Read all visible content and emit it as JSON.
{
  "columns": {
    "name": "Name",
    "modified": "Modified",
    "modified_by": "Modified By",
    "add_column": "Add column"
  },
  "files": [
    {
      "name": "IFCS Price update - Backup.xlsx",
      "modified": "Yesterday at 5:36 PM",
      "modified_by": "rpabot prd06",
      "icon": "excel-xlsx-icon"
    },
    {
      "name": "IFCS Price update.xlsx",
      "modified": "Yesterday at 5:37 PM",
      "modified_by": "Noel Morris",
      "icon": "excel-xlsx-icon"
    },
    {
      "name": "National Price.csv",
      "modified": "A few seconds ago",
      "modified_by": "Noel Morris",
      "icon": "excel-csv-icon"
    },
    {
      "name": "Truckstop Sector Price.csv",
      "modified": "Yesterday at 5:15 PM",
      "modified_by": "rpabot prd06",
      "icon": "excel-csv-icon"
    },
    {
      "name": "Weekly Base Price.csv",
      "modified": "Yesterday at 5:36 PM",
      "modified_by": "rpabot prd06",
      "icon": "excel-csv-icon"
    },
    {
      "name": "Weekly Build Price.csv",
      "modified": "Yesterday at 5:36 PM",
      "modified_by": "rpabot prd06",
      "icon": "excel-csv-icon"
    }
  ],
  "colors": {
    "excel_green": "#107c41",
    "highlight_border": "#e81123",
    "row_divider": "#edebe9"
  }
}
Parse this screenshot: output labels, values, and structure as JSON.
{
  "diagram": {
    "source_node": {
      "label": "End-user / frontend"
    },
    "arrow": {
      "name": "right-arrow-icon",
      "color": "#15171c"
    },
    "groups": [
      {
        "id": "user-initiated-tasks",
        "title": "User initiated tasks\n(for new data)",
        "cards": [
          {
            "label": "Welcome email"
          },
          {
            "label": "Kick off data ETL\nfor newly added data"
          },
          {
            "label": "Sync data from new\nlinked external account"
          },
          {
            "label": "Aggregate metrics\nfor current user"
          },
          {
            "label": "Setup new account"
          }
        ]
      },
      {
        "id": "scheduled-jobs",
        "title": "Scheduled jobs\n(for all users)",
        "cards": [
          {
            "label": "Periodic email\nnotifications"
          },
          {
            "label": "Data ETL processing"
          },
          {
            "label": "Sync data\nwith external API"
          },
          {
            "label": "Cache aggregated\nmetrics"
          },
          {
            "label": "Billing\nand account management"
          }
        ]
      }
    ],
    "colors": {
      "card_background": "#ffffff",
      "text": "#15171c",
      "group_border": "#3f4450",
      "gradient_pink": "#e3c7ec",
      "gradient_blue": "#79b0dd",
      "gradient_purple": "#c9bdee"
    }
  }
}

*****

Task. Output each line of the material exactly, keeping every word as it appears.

Answer to this exercise.
Read all visible content and emit it as JSON.
{
  "columns": {
    "name": "Name",
    "modified": "Modified",
    "modified_by": "Modified By",
    "add_column": "Add column"
  },
  "files": [
    {
      "name": "IFCS Price update - Backup.xlsx",
      "modified": "Yesterday at 5:36 PM",
      "modified_by": "rpabot prd06",
      "icon": "excel-xlsx-icon"
    },
    {
      "name": "IFCS Price update.xlsx",
      "modified": "Yesterday at 5:37 PM",
      "modified_by": "Noel Morris",
      "icon": "excel-xlsx-icon"
    },
    {
      "name": "National Price.csv",
      "modified": "A few seconds ago",
      "modified_by": "Noel Morris",
      "icon": "excel-csv-icon"
    },
    {
      "name": "Truckstop Sector Price.csv",
      "modified": "Yesterday at 5:15 PM",
      "modified_by": "rpabot prd06",
      "icon": "excel-csv-icon"
    },
    {
      "name": "Weekly Base Price.csv",
      "modified": "Yesterday at 5:36 PM",
      "modified_by": "rpabot prd06",
      "icon": "excel-csv-icon"
    },
    {
      "name": "Weekly Build Price.csv",
      "modified": "Yesterday at 5:36 PM",
      "modified_by": "rpabot prd06",
      "icon": "excel-csv-icon"
    }
  ],
  "colors": {
    "excel_green": "#107c41",
    "highlight_border": "#e81123",
    "row_divider": "#edebe9"
  }
}
Parse this screenshot: output labels, values, and structure as JSON.
{
  "diagram": {
    "source_node": {
      "label": "End-user / frontend"
    },
    "arrow": {
      "name": "right-arrow-icon",
      "color": "#15171c"
    },
    "groups": [
      {
        "id": "user-initiated-tasks",
        "title": "User initiated tasks\n(for new data)",
        "cards": [
          {
            "label": "Welcome email"
          },
          {
            "label": "Kick off data ETL\nfor newly added data"
          },
          {
            "label": "Sync data from new\nlinked external account"
          },
          {
            "label": "Aggregate metrics\nfor current user"
          },
          {
            "label": "Setup new account"
          }
        ]
      },
      {
        "id": "scheduled-jobs",
        "title": "Scheduled jobs\n(for all users)",
        "cards": [
          {
            "label": "Periodic email\nnotifications"
          },
          {
            "label": "Data ETL processing"
          },
          {
            "label": "Sync data\nwith external API"
          },
          {
            "label": "Cache aggregated\nmetrics"
          },
          {
            "label": "Billing\nand account management"
          }
        ]
      }
    ],
    "colors": {
      "card_background": "#ffffff",
      "text": "#15171c",
      "group_border": "#3f4450",
      "gradient_pink": "#e3c7ec",
      "gradient_blue": "#79b0dd",
      "gradient_purple": "#c9bdee"
    }
  }
}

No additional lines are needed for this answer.